This national best-seller brilliantly analyzes America in the 1980s from the election of Ronald Reagan through to the end of the decade. The author paints a vivid portrait not only of Reagan's presidency, but also of the Iran-Contra affair, the boom times on Wall Street and the religious revival led by Swaggart, Bakker et al.
"Haynes Johnson unashamedly offers a strong liberal critique of the 1980"s and the Reagan years. Given the powers of 'the Great Communicator' who told the story his way, Johnson's book is a necessary corrective of an era he maintains was 'nurtured by greed.' Sleepwalking provides explanations of all the things that were wrong or went wrong in the 1980"s: Iran-Contra, fraud in HUD, televangelism and the New Right, homelessness and poverty, the price of deregulation and America's fall from dominance to struggling debtor nation.
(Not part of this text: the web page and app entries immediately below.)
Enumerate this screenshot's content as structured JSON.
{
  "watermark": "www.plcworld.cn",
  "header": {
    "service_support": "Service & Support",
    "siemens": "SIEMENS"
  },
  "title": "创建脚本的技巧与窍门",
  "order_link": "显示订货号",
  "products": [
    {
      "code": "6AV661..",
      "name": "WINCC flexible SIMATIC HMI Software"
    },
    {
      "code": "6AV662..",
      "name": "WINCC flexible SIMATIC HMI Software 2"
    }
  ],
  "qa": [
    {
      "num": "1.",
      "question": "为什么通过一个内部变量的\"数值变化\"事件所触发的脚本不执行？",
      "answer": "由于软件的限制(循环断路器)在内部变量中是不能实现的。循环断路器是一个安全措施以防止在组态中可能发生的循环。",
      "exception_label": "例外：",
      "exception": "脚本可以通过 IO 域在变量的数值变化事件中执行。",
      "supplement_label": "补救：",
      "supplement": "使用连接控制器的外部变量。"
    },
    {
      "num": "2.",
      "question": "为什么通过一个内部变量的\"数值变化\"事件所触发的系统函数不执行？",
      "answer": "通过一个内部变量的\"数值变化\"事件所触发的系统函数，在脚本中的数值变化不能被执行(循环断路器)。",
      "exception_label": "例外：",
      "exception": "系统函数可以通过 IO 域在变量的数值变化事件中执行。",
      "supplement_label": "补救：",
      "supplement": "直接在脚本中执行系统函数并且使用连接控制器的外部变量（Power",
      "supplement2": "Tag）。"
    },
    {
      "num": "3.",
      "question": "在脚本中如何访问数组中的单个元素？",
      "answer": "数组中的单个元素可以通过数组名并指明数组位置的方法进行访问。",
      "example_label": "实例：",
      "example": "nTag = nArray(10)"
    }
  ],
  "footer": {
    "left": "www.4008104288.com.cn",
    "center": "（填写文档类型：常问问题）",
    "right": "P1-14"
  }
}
A procession of leading characters move across its pages: Ivan Boesky, Oliver North, Manuel Norriega, William Casey, Willie Horton, and Arthur Laffer of the 'Laffer curve.' But is it objective and even-handed history that measures mistakes against accomplishments? Probably Johnson himself would not make such a claim. Interestingly, Gorbachev merits only two entries in the book. This fact is a commentary on the neglect of one of the broad areas of policy on which Reagan ultimately will be judged." Reviewed by Daniel Weiss, Virginia Quarterly Review (Copyright 2006 Virginia Quarterly Review)
Includes bibliographical references (p. 507-515) and index.